Down to the last line below, give the listing again exactly.
╭─ Supplied data
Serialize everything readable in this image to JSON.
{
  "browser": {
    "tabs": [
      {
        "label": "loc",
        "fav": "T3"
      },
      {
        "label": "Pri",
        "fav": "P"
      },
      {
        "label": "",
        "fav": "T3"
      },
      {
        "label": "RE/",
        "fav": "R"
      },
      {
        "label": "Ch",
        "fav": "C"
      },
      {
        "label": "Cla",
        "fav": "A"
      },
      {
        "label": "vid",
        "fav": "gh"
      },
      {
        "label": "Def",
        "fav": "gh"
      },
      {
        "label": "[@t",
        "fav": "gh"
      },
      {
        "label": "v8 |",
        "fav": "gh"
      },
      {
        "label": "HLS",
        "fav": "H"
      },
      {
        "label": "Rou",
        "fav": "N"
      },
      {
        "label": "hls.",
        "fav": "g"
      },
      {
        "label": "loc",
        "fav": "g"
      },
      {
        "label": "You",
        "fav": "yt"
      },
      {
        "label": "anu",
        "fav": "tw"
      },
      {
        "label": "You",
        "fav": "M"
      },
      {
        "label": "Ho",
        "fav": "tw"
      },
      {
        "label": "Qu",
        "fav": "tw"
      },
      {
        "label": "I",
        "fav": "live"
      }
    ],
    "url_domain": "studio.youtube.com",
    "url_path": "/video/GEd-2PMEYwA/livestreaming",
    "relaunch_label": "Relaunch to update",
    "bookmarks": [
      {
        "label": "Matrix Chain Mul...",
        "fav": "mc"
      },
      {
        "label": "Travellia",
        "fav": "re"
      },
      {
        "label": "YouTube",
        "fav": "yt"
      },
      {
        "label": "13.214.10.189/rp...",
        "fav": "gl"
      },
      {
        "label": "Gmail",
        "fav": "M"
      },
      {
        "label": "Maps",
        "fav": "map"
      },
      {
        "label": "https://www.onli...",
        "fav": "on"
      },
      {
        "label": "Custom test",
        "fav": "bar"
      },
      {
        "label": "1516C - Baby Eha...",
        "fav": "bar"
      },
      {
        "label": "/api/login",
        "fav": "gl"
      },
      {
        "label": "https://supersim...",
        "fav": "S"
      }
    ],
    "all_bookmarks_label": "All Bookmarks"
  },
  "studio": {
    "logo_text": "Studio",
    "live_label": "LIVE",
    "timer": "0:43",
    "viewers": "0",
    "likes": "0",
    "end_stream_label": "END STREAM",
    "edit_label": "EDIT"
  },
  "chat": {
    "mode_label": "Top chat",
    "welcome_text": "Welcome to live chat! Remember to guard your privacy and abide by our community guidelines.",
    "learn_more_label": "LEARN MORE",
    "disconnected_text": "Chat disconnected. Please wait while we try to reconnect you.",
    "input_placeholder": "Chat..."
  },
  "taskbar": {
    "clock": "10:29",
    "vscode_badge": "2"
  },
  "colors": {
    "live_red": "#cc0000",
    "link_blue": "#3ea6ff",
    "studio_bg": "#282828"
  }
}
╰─
Result —
Serialize everything readable in this image to JSON.
{
  "browser": {
    "tabs": [
      {
        "label": "loc",
        "fav": "T3"
      },
      {
        "label": "Pri",
        "fav": "P"
      },
      {
        "label": "",
        "fav": "T3"
      },
      {
        "label": "RE/",
        "fav": "R"
      },
      {
        "label": "Ch",
        "fav": "C"
      },
      {
        "label": "Cla",
        "fav": "A"
      },
      {
        "label": "vid",
        "fav": "gh"
      },
      {
        "label": "Def",
        "fav": "gh"
      },
      {
        "label": "[@t",
        "fav": "gh"
      },
      {
        "label": "v8 |",
        "fav": "gh"
      },
      {
        "label": "HLS",
        "fav": "H"
      },
      {
        "label": "Rou",
        "fav": "N"
      },
      {
        "label": "hls.",
        "fav": "g"
      },
      {
        "label": "loc",
        "fav": "g"
      },
      {
        "label": "You",
        "fav": "yt"
      },
      {
        "label": "anu",
        "fav": "tw"
      },
      {
        "label": "You",
        "fav": "M"
      },
      {
        "label": "Ho",
        "fav": "tw"
      },
      {
        "label": "Qu",
        "fav": "tw"
      },
      {
        "label": "I",
        "fav": "live"
      }
    ],
    "url_domain": "studio.youtube.com",
    "url_path": "/video/GEd-2PMEYwA/livestreaming",
    "relaunch_label": "Relaunch to update",
    "bookmarks": [
      {
        "label": "Matrix Chain Mul...",
        "fav": "mc"
      },
      {
        "label": "Travellia",
        "fav": "re"
      },
      {
        "label": "YouTube",
        "fav": "yt"
      },
      {
        "label": "13.214.10.189/rp...",
        "fav": "gl"
      },
      {
        "label": "Gmail",
        "fav": "M"
      },
      {
        "label": "Maps",
        "fav": "map"
      },
      {
        "label": "https://www.onli...",
        "fav": "on"
      },
      {
        "label": "Custom test",
        "fav": "bar"
      },
      {
        "label": "1516C - Baby Eha...",
        "fav": "bar"
      },
      {
        "label": "/api/login",
        "fav": "gl"
      },
      {
        "label": "https://supersim...",
        "fav": "S"
      }
    ],
    "all_bookmarks_label": "All Bookmarks"
  },
  "studio": {
    "logo_text": "Studio",
    "live_label": "LIVE",
    "timer": "0:43",
    "viewers": "0",
    "likes": "0",
    "end_stream_label": "END STREAM",
    "edit_label": "EDIT"
  },
  "chat": {
    "mode_label": "Top chat",
    "welcome_text": "Welcome to live chat! Remember to guard your privacy and abide by our community guidelines.",
    "learn_more_label": "LEARN MORE",
    "disconnected_text": "Chat disconnected. Please wait while we try to reconnect you.",
    "input_placeholder": "Chat..."
  },
  "taskbar": {
    "clock": "10:29",
    "vscode_badge": "2"
  },
  "colors": {
    "live_red": "#cc0000",
    "link_blue": "#3ea6ff",
    "studio_bg": "#282828"
  }
}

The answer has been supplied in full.